[Items from an interface collection]
++++++++++
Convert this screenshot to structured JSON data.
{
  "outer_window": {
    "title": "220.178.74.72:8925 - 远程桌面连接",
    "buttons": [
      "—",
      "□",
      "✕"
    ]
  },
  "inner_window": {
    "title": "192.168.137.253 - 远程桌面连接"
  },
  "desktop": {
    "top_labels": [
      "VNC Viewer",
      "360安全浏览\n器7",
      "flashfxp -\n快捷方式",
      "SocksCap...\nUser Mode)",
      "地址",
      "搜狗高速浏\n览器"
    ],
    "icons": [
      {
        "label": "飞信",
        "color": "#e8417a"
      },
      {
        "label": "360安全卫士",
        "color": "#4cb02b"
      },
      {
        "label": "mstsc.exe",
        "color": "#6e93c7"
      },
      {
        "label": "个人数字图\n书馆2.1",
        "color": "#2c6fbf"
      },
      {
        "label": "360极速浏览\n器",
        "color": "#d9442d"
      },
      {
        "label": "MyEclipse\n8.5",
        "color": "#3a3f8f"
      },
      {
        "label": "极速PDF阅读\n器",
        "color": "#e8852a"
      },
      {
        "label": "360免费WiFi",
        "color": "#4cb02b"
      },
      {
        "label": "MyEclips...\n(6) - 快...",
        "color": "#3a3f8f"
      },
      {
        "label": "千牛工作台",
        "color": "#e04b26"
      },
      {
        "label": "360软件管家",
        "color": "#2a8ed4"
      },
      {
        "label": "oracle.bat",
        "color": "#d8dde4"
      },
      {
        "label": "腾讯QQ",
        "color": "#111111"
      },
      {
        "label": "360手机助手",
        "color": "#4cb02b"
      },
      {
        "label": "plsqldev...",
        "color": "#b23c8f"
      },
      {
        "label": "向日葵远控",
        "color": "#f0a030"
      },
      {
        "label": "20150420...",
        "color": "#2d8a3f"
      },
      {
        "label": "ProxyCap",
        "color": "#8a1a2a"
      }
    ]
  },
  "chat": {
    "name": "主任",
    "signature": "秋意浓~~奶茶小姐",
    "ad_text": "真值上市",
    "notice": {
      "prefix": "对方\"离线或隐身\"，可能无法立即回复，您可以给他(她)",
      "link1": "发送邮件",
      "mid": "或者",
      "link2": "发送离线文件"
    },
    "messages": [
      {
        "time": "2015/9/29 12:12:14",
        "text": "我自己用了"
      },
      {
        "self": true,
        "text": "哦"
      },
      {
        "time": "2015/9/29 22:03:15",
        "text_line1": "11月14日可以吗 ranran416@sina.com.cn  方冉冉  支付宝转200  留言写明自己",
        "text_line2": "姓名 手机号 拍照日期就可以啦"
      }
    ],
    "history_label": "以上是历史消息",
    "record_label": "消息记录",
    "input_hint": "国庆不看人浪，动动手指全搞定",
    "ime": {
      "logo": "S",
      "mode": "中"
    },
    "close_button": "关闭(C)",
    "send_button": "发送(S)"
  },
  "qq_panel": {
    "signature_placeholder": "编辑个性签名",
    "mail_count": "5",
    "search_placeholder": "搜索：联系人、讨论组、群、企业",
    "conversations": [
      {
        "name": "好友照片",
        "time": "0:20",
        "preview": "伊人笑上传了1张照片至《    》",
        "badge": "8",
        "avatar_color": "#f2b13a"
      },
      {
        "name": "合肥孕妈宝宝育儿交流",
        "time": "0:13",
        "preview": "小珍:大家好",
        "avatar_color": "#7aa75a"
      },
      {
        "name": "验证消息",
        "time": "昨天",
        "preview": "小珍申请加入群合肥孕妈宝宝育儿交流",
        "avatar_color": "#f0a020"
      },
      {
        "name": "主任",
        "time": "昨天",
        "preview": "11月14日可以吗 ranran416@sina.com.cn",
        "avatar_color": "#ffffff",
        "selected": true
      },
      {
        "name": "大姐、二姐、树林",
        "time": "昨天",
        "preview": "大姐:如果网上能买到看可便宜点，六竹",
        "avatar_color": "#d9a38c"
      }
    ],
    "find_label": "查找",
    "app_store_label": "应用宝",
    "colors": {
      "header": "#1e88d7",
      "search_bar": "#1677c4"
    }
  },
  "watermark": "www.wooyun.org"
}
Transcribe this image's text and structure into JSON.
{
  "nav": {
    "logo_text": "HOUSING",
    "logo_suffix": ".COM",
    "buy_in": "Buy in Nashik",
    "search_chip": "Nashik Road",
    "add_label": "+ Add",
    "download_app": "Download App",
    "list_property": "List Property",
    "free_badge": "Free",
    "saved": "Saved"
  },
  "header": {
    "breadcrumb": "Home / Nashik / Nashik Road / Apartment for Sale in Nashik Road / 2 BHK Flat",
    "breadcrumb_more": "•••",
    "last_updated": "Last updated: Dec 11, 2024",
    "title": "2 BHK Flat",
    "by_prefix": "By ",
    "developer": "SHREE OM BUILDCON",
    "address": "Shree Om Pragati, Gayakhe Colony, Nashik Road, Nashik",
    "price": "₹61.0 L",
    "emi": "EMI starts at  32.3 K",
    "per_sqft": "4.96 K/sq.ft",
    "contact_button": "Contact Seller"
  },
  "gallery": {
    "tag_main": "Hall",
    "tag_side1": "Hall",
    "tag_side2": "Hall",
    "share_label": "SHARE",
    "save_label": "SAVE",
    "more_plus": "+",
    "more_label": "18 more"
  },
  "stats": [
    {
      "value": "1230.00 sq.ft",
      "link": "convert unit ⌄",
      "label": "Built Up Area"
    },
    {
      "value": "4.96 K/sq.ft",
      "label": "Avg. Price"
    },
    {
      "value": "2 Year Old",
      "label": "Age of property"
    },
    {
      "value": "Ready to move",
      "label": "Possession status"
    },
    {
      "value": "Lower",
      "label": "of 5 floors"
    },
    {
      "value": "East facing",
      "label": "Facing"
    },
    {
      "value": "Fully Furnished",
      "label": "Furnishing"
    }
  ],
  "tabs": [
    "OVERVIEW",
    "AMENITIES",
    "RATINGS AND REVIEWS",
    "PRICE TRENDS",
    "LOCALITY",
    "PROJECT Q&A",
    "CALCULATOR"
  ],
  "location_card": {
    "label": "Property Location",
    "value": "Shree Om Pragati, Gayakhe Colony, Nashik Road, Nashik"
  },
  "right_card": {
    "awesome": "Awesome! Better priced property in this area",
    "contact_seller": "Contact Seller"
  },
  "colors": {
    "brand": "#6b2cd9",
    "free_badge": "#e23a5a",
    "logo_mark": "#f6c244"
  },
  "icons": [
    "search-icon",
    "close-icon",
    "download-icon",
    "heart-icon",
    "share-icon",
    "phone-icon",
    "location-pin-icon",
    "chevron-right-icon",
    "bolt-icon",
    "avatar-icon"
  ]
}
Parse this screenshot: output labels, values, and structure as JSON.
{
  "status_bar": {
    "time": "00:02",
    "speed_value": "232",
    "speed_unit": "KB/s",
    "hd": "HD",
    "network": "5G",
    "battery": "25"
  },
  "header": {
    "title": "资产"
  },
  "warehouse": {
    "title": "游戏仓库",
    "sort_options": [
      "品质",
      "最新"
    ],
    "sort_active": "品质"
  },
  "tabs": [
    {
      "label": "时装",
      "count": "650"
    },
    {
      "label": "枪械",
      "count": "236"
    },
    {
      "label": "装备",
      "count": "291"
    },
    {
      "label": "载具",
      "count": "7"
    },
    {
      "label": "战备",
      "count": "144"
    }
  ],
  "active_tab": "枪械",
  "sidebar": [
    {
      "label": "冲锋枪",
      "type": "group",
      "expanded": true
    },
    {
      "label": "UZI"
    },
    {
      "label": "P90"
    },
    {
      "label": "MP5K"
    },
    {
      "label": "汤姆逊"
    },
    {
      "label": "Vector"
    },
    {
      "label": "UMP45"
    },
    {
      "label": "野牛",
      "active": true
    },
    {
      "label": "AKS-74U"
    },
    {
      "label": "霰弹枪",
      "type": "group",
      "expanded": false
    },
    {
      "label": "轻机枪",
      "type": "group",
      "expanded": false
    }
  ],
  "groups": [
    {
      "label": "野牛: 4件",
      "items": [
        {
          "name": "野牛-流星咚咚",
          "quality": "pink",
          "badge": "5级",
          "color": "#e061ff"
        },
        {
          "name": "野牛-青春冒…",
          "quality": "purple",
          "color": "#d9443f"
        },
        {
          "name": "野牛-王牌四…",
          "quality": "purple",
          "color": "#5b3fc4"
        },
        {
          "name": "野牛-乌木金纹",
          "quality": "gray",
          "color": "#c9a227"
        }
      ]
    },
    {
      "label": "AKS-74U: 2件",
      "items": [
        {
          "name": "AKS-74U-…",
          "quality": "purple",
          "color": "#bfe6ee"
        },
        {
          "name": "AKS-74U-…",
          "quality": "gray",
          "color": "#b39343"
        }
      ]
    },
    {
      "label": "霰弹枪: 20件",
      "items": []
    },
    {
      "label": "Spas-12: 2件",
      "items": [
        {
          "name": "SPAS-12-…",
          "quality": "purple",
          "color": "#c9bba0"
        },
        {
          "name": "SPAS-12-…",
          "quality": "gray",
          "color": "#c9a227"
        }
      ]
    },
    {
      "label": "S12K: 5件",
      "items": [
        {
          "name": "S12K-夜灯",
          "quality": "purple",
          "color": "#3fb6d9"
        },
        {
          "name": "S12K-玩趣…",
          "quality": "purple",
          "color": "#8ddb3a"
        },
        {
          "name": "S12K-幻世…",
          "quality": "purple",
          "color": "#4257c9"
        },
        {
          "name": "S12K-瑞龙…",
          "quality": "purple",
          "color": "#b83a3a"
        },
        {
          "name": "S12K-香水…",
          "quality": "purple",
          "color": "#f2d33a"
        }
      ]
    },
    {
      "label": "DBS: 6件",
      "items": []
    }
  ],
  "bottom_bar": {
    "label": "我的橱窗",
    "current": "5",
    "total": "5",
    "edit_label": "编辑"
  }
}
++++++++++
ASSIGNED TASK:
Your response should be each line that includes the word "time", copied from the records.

SOLUTION TO THIS EXERCISE:
        "time": "2015/9/29 12:12:14",
        "time": "2015/9/29 22:03:15",
        "time": "0:20",
        "time": "0:13",
        "time": "昨天",
        "time": "昨天",
        "time": "昨天",
    "time": "00:02",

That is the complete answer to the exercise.